Address of the bookmark: http://www.code.ouj.ac.jp/sympo-2011/pdf/1_Jon_Dron_11.pdf

The Blog and the Borg: a Collective Approach to E-Learning (2003)

This paper describes the use of tools and procedures to encourage reflective learning in a blended-learning postgraduate course. Its ethos encourages self-organized collaborative learning with little taught theoretical content. Students use a variety of Internet-based communication technologies and reflect on their experiences in an online learning diary or “blog,” The course is successful but its limited theoretical foundations, and technical and organizational problems caused by its blended delivery mode have led to student anxiety and have affected learning. The problems have been overcome through structural and methodological changes, sometimes at the expense of compromising the course’s ethos. A new solution is proposed combining the use of blogs with CoFIND, a kind of “group mind amplifier,” leading to a technologically enhanced variant of Kolb’s learning cycle that may serve as an informative model for other technology-assisted courses.

 

Address of the bookmark: http://www.editlib.org/p/14972

On the stupidity of mobs (2006)

This paper explores the implications of social navigation used to assist online learning communities. It presents an experiment in social navigation employing a treasure map, comparing the behavior of users provided with social navigation cues and the behavior of those with no such cues. The experiment suggests that social navigation may cause poor decision-making in its users in two distinct ways. Some users may follow the actions of others (even poor ones), while others may actively try to behave differently. Neither strategy is useful at all times. The paper goes on to discuss approaches to limiting the dangers of such systems. 

Address of the bookmark: http://www.iadis.net/dl/final_uploads/200602C035.pdf

PHD Thesis: Achieving self-organisation in network-based learning environments (2002)

Link to my thesis

This thesis is an investigation into how to exploit the unique features of computer networks (notably the Internet) to support self-organising groups of adult learners.

The structures of systems influence the behaviour of their parts whilst those structures are in turn influenced by their parts’ interactions. Effects of structural hierarchies in popular systems of education may lead to poor learning experiences for some students. An alternative way of organising such systems is to decentralise control and to allow a structure to emerge from the combined actions of learners: a self-organised learning environment.

The functionality of a teacher often has the largest effect on the dynamics of an educational system. This is therefore a good place to concentrate efforts to encourage emergent structures to develop in adult education. The thesis attempts to classify of what that functionality consists, abstracting the roles a teacher may perform.

The Internet (especially the World Wide Web) has more of a network than a hierarchical structure and, being a virtual space, provides relatively virgin ground on which a less centralised model of educational organisation might develop. The thesis considers how self-organised learning may arise in existing Internet-based environments. It identifies a key weakness of existing systems to adequately address the varied and ever-changing needs of learners.

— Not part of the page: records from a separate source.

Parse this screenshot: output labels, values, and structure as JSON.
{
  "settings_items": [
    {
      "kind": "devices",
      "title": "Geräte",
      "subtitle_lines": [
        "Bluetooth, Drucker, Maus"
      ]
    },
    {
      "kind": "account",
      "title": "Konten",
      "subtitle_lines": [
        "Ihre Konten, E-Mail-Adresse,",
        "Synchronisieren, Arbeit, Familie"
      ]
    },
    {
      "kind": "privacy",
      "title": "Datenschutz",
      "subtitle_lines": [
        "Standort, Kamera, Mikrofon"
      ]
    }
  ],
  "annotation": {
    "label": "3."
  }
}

A number of studies performed as part of this investigation centre on the construction of a series of software products explicitly aimed at enabling the self-organisation of learners. They achieve this through the adaptation and evolution of metadata at different structural levels, thereby dynamically adapting to learners’ needs as those needs develop.

The thesis concludes with a set of guiding principles for those seeking to build self- organisation into learning environments.